##### THE DATA

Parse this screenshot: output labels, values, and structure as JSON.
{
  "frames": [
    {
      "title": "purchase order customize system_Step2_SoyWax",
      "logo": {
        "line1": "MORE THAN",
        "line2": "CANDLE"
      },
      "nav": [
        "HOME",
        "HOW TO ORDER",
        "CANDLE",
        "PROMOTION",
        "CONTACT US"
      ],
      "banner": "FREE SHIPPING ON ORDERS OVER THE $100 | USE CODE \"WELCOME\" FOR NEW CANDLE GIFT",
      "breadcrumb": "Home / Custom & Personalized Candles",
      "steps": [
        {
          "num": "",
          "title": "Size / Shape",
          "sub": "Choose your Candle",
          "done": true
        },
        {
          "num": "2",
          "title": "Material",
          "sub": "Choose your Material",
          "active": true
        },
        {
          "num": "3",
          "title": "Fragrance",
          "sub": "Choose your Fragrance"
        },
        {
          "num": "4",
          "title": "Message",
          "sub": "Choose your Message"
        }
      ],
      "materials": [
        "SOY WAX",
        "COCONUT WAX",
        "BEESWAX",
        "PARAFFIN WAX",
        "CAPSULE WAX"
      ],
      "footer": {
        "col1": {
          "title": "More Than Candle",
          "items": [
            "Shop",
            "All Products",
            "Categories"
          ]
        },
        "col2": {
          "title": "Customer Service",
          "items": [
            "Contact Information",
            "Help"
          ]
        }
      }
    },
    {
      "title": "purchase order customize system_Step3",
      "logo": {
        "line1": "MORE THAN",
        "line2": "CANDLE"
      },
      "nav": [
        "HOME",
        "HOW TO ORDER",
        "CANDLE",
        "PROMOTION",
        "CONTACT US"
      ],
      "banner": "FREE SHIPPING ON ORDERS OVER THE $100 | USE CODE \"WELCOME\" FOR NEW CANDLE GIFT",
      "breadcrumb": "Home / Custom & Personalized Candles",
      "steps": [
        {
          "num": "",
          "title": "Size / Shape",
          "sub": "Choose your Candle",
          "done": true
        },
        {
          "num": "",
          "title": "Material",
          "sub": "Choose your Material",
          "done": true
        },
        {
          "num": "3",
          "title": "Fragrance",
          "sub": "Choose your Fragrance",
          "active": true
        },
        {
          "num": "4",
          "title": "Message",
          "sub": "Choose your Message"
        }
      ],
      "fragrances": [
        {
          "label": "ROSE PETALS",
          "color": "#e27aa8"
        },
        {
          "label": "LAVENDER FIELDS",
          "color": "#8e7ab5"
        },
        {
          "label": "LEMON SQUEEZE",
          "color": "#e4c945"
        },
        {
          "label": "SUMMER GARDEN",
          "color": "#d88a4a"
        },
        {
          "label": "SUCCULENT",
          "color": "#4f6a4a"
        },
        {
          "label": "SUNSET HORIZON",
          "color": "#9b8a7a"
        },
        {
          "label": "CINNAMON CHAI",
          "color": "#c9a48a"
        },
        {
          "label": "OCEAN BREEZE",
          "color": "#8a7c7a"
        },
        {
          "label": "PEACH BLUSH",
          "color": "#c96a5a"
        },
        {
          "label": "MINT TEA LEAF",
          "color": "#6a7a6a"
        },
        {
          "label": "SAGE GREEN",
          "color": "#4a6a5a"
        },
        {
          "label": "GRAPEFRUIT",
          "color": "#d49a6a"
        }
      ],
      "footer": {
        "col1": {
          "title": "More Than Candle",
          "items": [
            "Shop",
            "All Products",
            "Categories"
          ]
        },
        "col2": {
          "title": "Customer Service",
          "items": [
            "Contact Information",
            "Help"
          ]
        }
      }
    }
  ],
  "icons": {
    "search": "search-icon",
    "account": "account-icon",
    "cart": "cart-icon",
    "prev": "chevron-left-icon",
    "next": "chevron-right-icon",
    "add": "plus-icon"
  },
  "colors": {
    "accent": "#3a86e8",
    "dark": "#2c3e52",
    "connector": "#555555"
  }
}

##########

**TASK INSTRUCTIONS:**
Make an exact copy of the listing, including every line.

**EXERCISE RESPONSE:**
Parse this screenshot: output labels, values, and structure as JSON.
{
  "frames": [
    {
      "title": "purchase order customize system_Step2_SoyWax",
      "logo": {
        "line1": "MORE THAN",
        "line2": "CANDLE"
      },
      "nav": [
        "HOME",
        "HOW TO ORDER",
        "CANDLE",
        "PROMOTION",
        "CONTACT US"
      ],
      "banner": "FREE SHIPPING ON ORDERS OVER THE $100 | USE CODE \"WELCOME\" FOR NEW CANDLE GIFT",
      "breadcrumb": "Home / Custom & Personalized Candles",
      "steps": [
        {
          "num": "",
          "title": "Size / Shape",
          "sub": "Choose your Candle",
          "done": true
        },
        {
          "num": "2",
          "title": "Material",
          "sub": "Choose your Material",
          "active": true
        },
        {
          "num": "3",
          "title": "Fragrance",
          "sub": "Choose your Fragrance"
        },
        {
          "num": "4",
          "title": "Message",
          "sub": "Choose your Message"
        }
      ],
      "materials": [
        "SOY WAX",
        "COCONUT WAX",
        "BEESWAX",
        "PARAFFIN WAX",
        "CAPSULE WAX"
      ],
      "footer": {
        "col1": {
          "title": "More Than Candle",
          "items": [
            "Shop",
            "All Products",
            "Categories"
          ]
        },
        "col2": {
          "title": "Customer Service",
          "items": [
            "Contact Information",
            "Help"
          ]
        }
      }
    },
    {
      "title": "purchase order customize system_Step3",
      "logo": {
        "line1": "MORE THAN",
        "line2": "CANDLE"
      },
      "nav": [
        "HOME",
        "HOW TO ORDER",
        "CANDLE",
        "PROMOTION",
        "CONTACT US"
      ],
      "banner": "FREE SHIPPING ON ORDERS OVER THE $100 | USE CODE \"WELCOME\" FOR NEW CANDLE GIFT",
      "breadcrumb": "Home / Custom & Personalized Candles",
      "steps": [
        {
          "num": "",
          "title": "Size / Shape",
          "sub": "Choose your Candle",
          "done": true
        },
        {
          "num": "",
          "title": "Material",
          "sub": "Choose your Material",
          "done": true
        },
        {
          "num": "3",
          "title": "Fragrance",
          "sub": "Choose your Fragrance",
          "active": true
        },
        {
          "num": "4",
          "title": "Message",
          "sub": "Choose your Message"
        }
      ],
      "fragrances": [
        {
          "label": "ROSE PETALS",
          "color": "#e27aa8"
        },
        {
          "label": "LAVENDER FIELDS",
          "color": "#8e7ab5"
        },
        {
          "label": "LEMON SQUEEZE",
          "color": "#e4c945"
        },
        {
          "label": "SUMMER GARDEN",
          "color": "#d88a4a"
        },
        {
          "label": "SUCCULENT",
          "color": "#4f6a4a"
        },
        {
          "label": "SUNSET HORIZON",
          "color": "#9b8a7a"
        },
        {
          "label": "CINNAMON CHAI",
          "color": "#c9a48a"
        },
        {
          "label": "OCEAN BREEZE",
          "color": "#8a7c7a"
        },
        {
          "label": "PEACH BLUSH",
          "color": "#c96a5a"
        },
        {
          "label": "MINT TEA LEAF",
          "color": "#6a7a6a"
        },
        {
          "label": "SAGE GREEN",
          "color": "#4a6a5a"
        },
        {
          "label": "GRAPEFRUIT",
          "color": "#d49a6a"
        }
      ],
      "footer": {
        "col1": {
          "title": "More Than Candle",
          "items": [
            "Shop",
            "All Products",
            "Categories"
          ]
        },
        "col2": {
          "title": "Customer Service",
          "items": [
            "Contact Information",
            "Help"
          ]
        }
      }
    }
  ],
  "icons": {
    "search": "search-icon",
    "account": "account-icon",
    "cart": "cart-icon",
    "prev": "chevron-left-icon",
    "next": "chevron-right-icon",
    "add": "plus-icon"
  },
  "colors": {
    "accent": "#3a86e8",
    "dark": "#2c3e52",
    "connector": "#555555"
  }
}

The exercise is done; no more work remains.